"Halpern called her friend Linda Blustein at Interfaith Works and asked about the building.
"She said, 'I can't believe you're asking me. They just said they want to sell it,'" Halpern said.
"We have a term in Yiddish - it's basheret. That just means it was meant to be."
Making the move
The temple bought the building for $580,000, and leased it back to the church for about a year while it prepared for the move. The Christian Science church relocated to its Reading Room in downtown Olympia and began holding services at the nearby State Theater on Fourth Avenue. It's planning to eventually build a new facility on Olympia's west side.

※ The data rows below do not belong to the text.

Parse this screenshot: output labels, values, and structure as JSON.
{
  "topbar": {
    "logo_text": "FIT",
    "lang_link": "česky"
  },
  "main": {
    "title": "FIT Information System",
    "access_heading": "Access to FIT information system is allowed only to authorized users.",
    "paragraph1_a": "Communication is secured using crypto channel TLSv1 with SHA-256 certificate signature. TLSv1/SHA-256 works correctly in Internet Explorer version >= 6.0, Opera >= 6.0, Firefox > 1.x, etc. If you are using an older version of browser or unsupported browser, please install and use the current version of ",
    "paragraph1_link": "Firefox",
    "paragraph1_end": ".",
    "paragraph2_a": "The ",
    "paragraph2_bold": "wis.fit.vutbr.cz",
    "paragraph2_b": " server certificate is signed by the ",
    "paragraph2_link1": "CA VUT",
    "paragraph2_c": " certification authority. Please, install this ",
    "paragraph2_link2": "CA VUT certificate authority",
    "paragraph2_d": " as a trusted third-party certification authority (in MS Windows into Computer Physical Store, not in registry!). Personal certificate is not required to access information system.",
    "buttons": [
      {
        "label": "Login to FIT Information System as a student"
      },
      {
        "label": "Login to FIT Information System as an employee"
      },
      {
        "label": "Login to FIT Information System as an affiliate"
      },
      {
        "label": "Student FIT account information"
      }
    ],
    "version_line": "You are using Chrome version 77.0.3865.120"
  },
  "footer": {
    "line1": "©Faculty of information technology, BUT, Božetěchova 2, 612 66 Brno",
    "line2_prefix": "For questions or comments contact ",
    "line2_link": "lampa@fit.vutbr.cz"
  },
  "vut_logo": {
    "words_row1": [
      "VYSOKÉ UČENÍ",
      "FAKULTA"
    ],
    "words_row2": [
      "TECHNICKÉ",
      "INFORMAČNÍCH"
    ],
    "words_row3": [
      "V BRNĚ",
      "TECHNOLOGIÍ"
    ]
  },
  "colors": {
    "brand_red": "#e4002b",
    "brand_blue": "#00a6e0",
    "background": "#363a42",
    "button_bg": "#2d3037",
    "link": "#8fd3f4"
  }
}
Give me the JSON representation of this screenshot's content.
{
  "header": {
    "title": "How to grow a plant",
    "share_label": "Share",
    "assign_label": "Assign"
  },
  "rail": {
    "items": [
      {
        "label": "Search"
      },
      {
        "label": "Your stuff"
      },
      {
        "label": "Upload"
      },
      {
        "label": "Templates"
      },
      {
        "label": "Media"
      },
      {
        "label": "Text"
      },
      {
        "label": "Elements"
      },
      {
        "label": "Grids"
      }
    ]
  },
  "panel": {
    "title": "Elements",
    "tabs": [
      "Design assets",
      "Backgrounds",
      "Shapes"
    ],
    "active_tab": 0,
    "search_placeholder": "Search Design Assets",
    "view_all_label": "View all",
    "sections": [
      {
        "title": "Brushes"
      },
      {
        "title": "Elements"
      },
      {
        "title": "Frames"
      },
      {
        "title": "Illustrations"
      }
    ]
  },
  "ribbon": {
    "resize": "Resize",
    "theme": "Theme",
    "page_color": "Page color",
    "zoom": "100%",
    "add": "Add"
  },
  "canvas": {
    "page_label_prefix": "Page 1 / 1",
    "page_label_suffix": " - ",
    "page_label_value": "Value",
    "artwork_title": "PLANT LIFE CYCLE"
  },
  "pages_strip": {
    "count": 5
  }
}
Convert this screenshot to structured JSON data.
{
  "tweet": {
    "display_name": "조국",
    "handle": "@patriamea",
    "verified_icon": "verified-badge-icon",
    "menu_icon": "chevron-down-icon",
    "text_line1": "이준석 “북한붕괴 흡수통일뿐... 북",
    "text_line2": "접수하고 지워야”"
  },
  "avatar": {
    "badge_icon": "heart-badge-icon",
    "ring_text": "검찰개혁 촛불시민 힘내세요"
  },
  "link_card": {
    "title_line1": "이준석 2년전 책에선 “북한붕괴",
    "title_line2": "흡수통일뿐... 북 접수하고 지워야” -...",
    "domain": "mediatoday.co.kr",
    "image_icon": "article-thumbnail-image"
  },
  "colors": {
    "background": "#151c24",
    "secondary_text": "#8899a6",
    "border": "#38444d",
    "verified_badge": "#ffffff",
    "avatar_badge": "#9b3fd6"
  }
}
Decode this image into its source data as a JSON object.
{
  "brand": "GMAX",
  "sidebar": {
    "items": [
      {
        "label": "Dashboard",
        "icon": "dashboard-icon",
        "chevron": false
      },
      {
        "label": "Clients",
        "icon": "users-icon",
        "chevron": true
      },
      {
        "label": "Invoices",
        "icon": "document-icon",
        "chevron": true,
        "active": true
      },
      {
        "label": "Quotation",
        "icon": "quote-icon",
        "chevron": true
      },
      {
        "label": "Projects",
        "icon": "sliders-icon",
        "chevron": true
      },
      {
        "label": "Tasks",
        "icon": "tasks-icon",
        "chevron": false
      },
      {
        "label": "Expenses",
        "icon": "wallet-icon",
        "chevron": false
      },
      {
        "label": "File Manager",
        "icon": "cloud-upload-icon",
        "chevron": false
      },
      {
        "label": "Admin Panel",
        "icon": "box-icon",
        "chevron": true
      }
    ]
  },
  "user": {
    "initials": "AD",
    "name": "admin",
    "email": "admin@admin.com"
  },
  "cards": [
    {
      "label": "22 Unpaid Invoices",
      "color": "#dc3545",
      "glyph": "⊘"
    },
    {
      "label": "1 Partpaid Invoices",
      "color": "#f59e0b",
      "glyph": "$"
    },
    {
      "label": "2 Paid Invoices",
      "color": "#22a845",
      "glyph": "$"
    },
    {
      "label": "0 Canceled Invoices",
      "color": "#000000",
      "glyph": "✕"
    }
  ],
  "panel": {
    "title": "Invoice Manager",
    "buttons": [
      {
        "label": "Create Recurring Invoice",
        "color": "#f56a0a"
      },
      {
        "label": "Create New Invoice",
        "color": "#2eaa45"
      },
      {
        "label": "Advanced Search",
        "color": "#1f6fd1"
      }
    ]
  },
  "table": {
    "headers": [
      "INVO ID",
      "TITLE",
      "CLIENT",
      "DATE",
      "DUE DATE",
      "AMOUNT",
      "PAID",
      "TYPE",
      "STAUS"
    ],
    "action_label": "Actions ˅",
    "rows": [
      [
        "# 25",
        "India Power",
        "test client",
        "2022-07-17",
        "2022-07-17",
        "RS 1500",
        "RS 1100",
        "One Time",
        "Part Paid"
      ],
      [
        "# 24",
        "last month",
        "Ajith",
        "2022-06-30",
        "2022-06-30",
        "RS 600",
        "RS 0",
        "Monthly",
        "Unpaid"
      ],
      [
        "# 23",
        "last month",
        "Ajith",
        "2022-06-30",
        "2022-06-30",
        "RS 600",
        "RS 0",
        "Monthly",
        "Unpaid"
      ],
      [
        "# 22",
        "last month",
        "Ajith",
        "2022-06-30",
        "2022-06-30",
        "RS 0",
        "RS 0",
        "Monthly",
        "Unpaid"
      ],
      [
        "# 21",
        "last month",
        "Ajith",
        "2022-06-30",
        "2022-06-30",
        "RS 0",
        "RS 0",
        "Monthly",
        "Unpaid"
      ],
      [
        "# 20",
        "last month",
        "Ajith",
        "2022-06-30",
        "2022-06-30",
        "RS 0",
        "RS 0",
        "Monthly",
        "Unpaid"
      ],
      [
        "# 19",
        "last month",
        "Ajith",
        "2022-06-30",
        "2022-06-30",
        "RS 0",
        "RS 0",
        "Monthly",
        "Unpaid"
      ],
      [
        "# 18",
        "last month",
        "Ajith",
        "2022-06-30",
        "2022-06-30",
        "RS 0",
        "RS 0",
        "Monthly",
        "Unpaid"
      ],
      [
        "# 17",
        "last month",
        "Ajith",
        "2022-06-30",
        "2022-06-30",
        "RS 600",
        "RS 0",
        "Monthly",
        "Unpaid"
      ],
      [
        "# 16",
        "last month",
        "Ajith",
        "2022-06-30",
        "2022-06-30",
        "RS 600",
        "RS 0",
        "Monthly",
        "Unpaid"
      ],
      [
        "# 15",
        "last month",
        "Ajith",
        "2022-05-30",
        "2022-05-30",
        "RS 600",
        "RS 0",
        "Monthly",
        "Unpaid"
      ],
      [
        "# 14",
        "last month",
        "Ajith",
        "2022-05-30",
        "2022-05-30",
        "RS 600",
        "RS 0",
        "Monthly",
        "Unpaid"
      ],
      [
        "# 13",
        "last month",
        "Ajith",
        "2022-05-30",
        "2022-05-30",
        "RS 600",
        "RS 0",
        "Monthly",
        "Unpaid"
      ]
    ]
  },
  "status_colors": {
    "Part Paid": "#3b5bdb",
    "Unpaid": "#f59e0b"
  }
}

The original synagogue was sold to independent record label K Records for $280,000.
In September 2004, the church officially became a synagogue following a celebration that included singing, dancing, a few blessings and seven circles around the building with the Torah scrolls.
"Right before the High Holidays, we had our dedication," Goldstein said.
Aesthetically, there wasn't much that needed to be done to convert the facility from a Christian church to a Jewish worship space, according to Goldstein.
Prior to the renovation, the only major change was painting over some quotes from the New Testament that had been stenciled on the church's walls, he said.
"One of the things that attracted us to the building was that it was very beautiful and very austere," Goldstein said. "And we felt that we could move right in.
There really wasn't much in the sanctuary that needed to be altered."
Even the church's antique stained glass windows, which don't contain Christian icons, were kept in the sanctuary.
"The windows are gorgeous," Goldstein said. "At the right time of day, when the sun hits them, the room just glows."
Planning for the future
Still, the congregation began planning the facelift and addition as soon as it moved in. The new synagogue was designed with input from the entire congregation, Goldstein said.
Members said they wanted plenty of natural light and performance space. They asked for a building that promoted recycling and reusing, and one with room for community events.
Goldstein said he can't help but think of the temple's founding families and how excited they would be about the new synagogue.
"They never imagined that the Jewish community would be this big - would be thriving," he said.
The building's final artwork should be installed i n the building in May, and plans are under way for a dedication June 22, which corresponds with the congregation's 70th anniversary, Goldstein said.
Many of the temple members, including Friedman, consider the new synagogue a gift for future families.
"It's phenomenal," he said.
"To me, it was a very big honor, a blessing, to be p art of this, to leave the future Judaism of Olympia a wonderful facility."
Lisa Pemberton writes for The Olympian. She can be reached at 360-704-6871 or email@example.com.
What: This annual charity blintz, book and bagel sale benefits flood storm victims, Interfaith Works and the Thurston County Food Bank's Backpack Project.
When: 10 a.m. to 2 p.m. today
Where: Temple Beth Hatfiloh, 201 Eighth Ave S.E., Olympia